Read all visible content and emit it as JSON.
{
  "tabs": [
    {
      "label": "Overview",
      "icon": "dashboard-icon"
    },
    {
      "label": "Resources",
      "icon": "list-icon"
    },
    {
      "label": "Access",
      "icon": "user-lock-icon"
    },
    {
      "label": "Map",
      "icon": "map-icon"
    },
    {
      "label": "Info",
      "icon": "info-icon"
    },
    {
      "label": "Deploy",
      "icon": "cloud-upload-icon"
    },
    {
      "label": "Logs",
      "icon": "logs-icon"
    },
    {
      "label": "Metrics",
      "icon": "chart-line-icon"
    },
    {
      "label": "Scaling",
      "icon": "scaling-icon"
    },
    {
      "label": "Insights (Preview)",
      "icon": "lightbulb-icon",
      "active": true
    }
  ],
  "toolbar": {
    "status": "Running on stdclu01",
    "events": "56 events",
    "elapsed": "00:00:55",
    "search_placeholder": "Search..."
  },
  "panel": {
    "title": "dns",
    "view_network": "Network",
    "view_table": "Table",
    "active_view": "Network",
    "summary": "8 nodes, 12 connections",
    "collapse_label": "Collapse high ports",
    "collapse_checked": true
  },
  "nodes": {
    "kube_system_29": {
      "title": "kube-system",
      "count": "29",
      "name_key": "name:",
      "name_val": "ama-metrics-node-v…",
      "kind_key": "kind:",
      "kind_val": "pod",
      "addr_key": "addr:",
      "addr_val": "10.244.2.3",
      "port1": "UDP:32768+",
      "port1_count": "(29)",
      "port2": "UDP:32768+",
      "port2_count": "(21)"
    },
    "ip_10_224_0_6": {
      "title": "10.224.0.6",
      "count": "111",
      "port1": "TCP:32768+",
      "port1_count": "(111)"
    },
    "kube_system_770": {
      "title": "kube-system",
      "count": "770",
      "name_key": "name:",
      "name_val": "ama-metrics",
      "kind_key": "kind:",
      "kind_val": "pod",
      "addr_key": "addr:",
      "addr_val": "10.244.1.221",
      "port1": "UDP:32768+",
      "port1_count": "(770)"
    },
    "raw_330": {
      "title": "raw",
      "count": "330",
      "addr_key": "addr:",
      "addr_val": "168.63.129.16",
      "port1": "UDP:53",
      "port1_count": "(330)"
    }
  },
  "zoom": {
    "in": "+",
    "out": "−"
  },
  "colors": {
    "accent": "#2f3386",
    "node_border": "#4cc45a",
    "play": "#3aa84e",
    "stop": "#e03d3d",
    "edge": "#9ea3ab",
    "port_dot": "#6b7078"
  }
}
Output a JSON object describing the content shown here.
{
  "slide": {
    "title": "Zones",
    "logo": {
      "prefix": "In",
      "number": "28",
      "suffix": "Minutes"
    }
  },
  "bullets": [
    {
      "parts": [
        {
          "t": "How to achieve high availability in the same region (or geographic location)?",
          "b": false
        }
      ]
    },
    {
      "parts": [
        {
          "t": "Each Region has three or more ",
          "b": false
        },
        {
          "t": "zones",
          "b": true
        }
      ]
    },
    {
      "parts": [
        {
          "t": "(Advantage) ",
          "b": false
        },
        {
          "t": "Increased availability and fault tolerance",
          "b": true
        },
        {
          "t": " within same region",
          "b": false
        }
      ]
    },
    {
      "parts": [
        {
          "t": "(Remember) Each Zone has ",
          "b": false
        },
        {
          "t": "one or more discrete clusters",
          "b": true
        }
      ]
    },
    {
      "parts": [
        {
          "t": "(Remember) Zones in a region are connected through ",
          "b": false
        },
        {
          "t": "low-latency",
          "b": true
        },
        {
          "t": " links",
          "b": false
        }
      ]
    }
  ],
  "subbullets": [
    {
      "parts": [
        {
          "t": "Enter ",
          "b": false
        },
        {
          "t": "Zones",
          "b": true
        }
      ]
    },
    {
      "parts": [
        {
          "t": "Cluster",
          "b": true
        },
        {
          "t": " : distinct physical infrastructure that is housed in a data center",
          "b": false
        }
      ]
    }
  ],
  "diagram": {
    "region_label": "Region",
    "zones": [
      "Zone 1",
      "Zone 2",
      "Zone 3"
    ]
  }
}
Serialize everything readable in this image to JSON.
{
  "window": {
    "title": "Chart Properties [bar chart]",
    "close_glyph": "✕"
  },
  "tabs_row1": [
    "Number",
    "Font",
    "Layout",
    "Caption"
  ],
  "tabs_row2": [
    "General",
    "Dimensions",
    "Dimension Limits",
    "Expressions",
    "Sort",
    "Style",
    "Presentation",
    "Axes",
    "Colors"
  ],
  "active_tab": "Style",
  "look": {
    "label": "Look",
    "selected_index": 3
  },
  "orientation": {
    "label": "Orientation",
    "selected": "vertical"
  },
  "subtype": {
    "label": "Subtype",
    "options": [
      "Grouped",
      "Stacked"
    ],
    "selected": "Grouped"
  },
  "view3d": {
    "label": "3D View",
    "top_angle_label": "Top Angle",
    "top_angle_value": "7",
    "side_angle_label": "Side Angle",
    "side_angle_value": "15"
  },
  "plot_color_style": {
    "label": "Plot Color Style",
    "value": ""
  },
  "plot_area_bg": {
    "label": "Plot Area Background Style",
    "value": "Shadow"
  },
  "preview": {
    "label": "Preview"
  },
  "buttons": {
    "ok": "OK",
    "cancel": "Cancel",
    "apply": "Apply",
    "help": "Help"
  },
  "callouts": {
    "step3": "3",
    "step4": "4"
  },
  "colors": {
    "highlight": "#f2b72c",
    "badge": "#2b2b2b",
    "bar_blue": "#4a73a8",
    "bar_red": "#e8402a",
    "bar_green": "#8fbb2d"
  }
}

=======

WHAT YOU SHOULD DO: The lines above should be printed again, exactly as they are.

RESULT OF THIS TASK:
Read all visible content and emit it as JSON.
{
  "tabs": [
    {
      "label": "Overview",
      "icon": "dashboard-icon"
    },
    {
      "label": "Resources",
      "icon": "list-icon"
    },
    {
      "label": "Access",
      "icon": "user-lock-icon"
    },
    {
      "label": "Map",
      "icon": "map-icon"
    },
    {
      "label": "Info",
      "icon": "info-icon"
    },
    {
      "label": "Deploy",
      "icon": "cloud-upload-icon"
    },
    {
      "label": "Logs",
      "icon": "logs-icon"
    },
    {
      "label": "Metrics",
      "icon": "chart-line-icon"
    },
    {
      "label": "Scaling",
      "icon": "scaling-icon"
    },
    {
      "label": "Insights (Preview)",
      "icon": "lightbulb-icon",
      "active": true
    }
  ],
  "toolbar": {
    "status": "Running on stdclu01",
    "events": "56 events",
    "elapsed": "00:00:55",
    "search_placeholder": "Search..."
  },
  "panel": {
    "title": "dns",
    "view_network": "Network",
    "view_table": "Table",
    "active_view": "Network",
    "summary": "8 nodes, 12 connections",
    "collapse_label": "Collapse high ports",
    "collapse_checked": true
  },
  "nodes": {
    "kube_system_29": {
      "title": "kube-system",
      "count": "29",
      "name_key": "name:",
      "name_val": "ama-metrics-node-v…",
      "kind_key": "kind:",
      "kind_val": "pod",
      "addr_key": "addr:",
      "addr_val": "10.244.2.3",
      "port1": "UDP:32768+",
      "port1_count": "(29)",
      "port2": "UDP:32768+",
      "port2_count": "(21)"
    },
    "ip_10_224_0_6": {
      "title": "10.224.0.6",
      "count": "111",
      "port1": "TCP:32768+",
      "port1_count": "(111)"
    },
    "kube_system_770": {
      "title": "kube-system",
      "count": "770",
      "name_key": "name:",
      "name_val": "ama-metrics",
      "kind_key": "kind:",
      "kind_val": "pod",
      "addr_key": "addr:",
      "addr_val": "10.244.1.221",
      "port1": "UDP:32768+",
      "port1_count": "(770)"
    },
    "raw_330": {
      "title": "raw",
      "count": "330",
      "addr_key": "addr:",
      "addr_val": "168.63.129.16",
      "port1": "UDP:53",
      "port1_count": "(330)"
    }
  },
  "zoom": {
    "in": "+",
    "out": "−"
  },
  "colors": {
    "accent": "#2f3386",
    "node_border": "#4cc45a",
    "play": "#3aa84e",
    "stop": "#e03d3d",
    "edge": "#9ea3ab",
    "port_dot": "#6b7078"
  }
}
Output a JSON object describing the content shown here.
{
  "slide": {
    "title": "Zones",
    "logo": {
      "prefix": "In",
      "number": "28",
      "suffix": "Minutes"
    }
  },
  "bullets": [
    {
      "parts": [
        {
          "t": "How to achieve high availability in the same region (or geographic location)?",
          "b": false
        }
      ]
    },
    {
      "parts": [
        {
          "t": "Each Region has three or more ",
          "b": false
        },
        {
          "t": "zones",
          "b": true
        }
      ]
    },
    {
      "parts": [
        {
          "t": "(Advantage) ",
          "b": false
        },
        {
          "t": "Increased availability and fault tolerance",
          "b": true
        },
        {
          "t": " within same region",
          "b": false
        }
      ]
    },
    {
      "parts": [
        {
          "t": "(Remember) Each Zone has ",
          "b": false
        },
        {
          "t": "one or more discrete clusters",
          "b": true
        }
      ]
    },
    {
      "parts": [
        {
          "t": "(Remember) Zones in a region are connected through ",
          "b": false
        },
        {
          "t": "low-latency",
          "b": true
        },
        {
          "t": " links",
          "b": false
        }
      ]
    }
  ],
  "subbullets": [
    {
      "parts": [
        {
          "t": "Enter ",
          "b": false
        },
        {
          "t": "Zones",
          "b": true
        }
      ]
    },
    {
      "parts": [
        {
          "t": "Cluster",
          "b": true
        },
        {
          "t": " : distinct physical infrastructure that is housed in a data center",
          "b": false
        }
      ]
    }
  ],
  "diagram": {
    "region_label": "Region",
    "zones": [
      "Zone 1",
      "Zone 2",
      "Zone 3"
    ]
  }
}
Serialize everything readable in this image to JSON.
{
  "window": {
    "title": "Chart Properties [bar chart]",
    "close_glyph": "✕"
  },
  "tabs_row1": [
    "Number",
    "Font",
    "Layout",
    "Caption"
  ],
  "tabs_row2": [
    "General",
    "Dimensions",
    "Dimension Limits",
    "Expressions",
    "Sort",
    "Style",
    "Presentation",
    "Axes",
    "Colors"
  ],
  "active_tab": "Style",
  "look": {
    "label": "Look",
    "selected_index": 3
  },
  "orientation": {
    "label": "Orientation",
    "selected": "vertical"
  },
  "subtype": {
    "label": "Subtype",
    "options": [
      "Grouped",
      "Stacked"
    ],
    "selected": "Grouped"
  },
  "view3d": {
    "label": "3D View",
    "top_angle_label": "Top Angle",
    "top_angle_value": "7",
    "side_angle_label": "Side Angle",
    "side_angle_value": "15"
  },
  "plot_color_style": {
    "label": "Plot Color Style",
    "value": ""
  },
  "plot_area_bg": {
    "label": "Plot Area Background Style",
    "value": "Shadow"
  },
  "preview": {
    "label": "Preview"
  },
  "buttons": {
    "ok": "OK",
    "cancel": "Cancel",
    "apply": "Apply",
    "help": "Help"
  },
  "callouts": {
    "step3": "3",
    "step4": "4"
  },
  "colors": {
    "highlight": "#f2b72c",
    "badge": "#2b2b2b",
    "bar_blue": "#4a73a8",
    "bar_red": "#e8402a",
    "bar_green": "#8fbb2d"
  }
}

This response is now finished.